In your copy, repeat the records exactly and leave out the pictures.

Data under study Start Marker

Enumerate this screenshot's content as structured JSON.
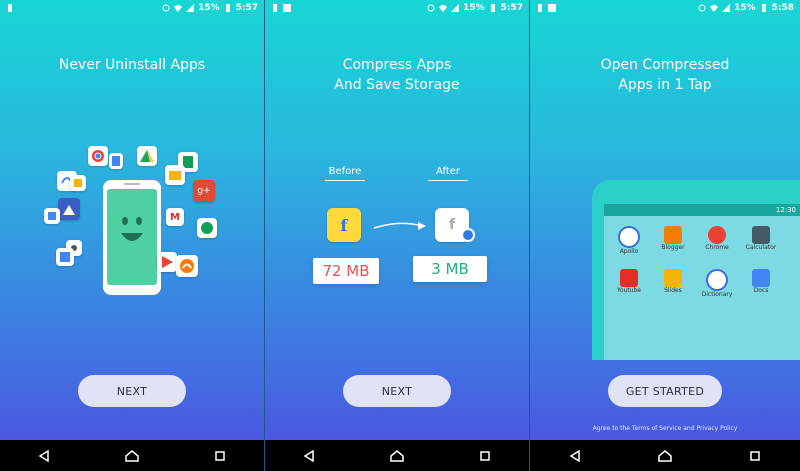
{
  "status": [
    {
      "battery": "15%",
      "time": "5:57"
    },
    {
      "battery": "15%",
      "time": "5:57"
    },
    {
      "battery": "15%",
      "time": "5:58"
    }
  ],
  "screen1": {
    "title": "Never Uninstall Apps",
    "button": "NEXT"
  },
  "screen2": {
    "title_line1": "Compress Apps",
    "title_line2": "And Save Storage",
    "before_label": "Before",
    "after_label": "After",
    "before_size": "72 MB",
    "after_size": "3 MB",
    "button": "NEXT"
  },
  "screen3": {
    "title_line1": "Open Compressed",
    "title_line2": "Apps in 1 Tap",
    "button": "GET STARTED",
    "terms": "Agree to the Terms of Service and Privacy Policy",
    "phone_time": "12:30",
    "apps": [
      {
        "name": "Apollo",
        "icon": "headphones-icon"
      },
      {
        "name": "Blogger",
        "icon": "blogger-icon"
      },
      {
        "name": "Chrome",
        "icon": "chrome-icon"
      },
      {
        "name": "Calculator",
        "icon": "calculator-icon"
      },
      {
        "name": "Youtube",
        "icon": "youtube-icon"
      },
      {
        "name": "Slides",
        "icon": "slides-icon"
      },
      {
        "name": "Dictionary",
        "icon": "dictionary-icon"
      },
      {
        "name": "Docs",
        "icon": "docs-icon"
      }
    ]
  },
  "colors": {
    "gradient_top": "#17d6d4",
    "gradient_bottom": "#4a58e0",
    "button_bg": "#dfe3f5",
    "button_text": "#2b2c4a",
    "red_size": "#e8524f",
    "green_size": "#1fb07e"
  }
}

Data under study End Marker

▶ **Result of this exercise**:
Enumerate this screenshot's content as structured JSON.
{
  "status": [
    {
      "battery": "15%",
      "time": "5:57"
    },
    {
      "battery": "15%",
      "time": "5:57"
    },
    {
      "battery": "15%",
      "time": "5:58"
    }
  ],
  "screen1": {
    "title": "Never Uninstall Apps",
    "button": "NEXT"
  },
  "screen2": {
    "title_line1": "Compress Apps",
    "title_line2": "And Save Storage",
    "before_label": "Before",
    "after_label": "After",
    "before_size": "72 MB",
    "after_size": "3 MB",
    "button": "NEXT"
  },
  "screen3": {
    "title_line1": "Open Compressed",
    "title_line2": "Apps in 1 Tap",
    "button": "GET STARTED",
    "terms": "Agree to the Terms of Service and Privacy Policy",
    "phone_time": "12:30",
    "apps": [
      {
        "name": "Apollo",
        "icon": "headphones-icon"
      },
      {
        "name": "Blogger",
        "icon": "blogger-icon"
      },
      {
        "name": "Chrome",
        "icon": "chrome-icon"
      },
      {
        "name": "Calculator",
        "icon": "calculator-icon"
      },
      {
        "name": "Youtube",
        "icon": "youtube-icon"
      },
      {
        "name": "Slides",
        "icon": "slides-icon"
      },
      {
        "name": "Dictionary",
        "icon": "dictionary-icon"
      },
      {
        "name": "Docs",
        "icon": "docs-icon"
      }
    ]
  },
  "colors": {
    "gradient_top": "#17d6d4",
    "gradient_bottom": "#4a58e0",
    "button_bg": "#dfe3f5",
    "button_text": "#2b2c4a",
    "red_size": "#e8524f",
    "green_size": "#1fb07e"
  }
}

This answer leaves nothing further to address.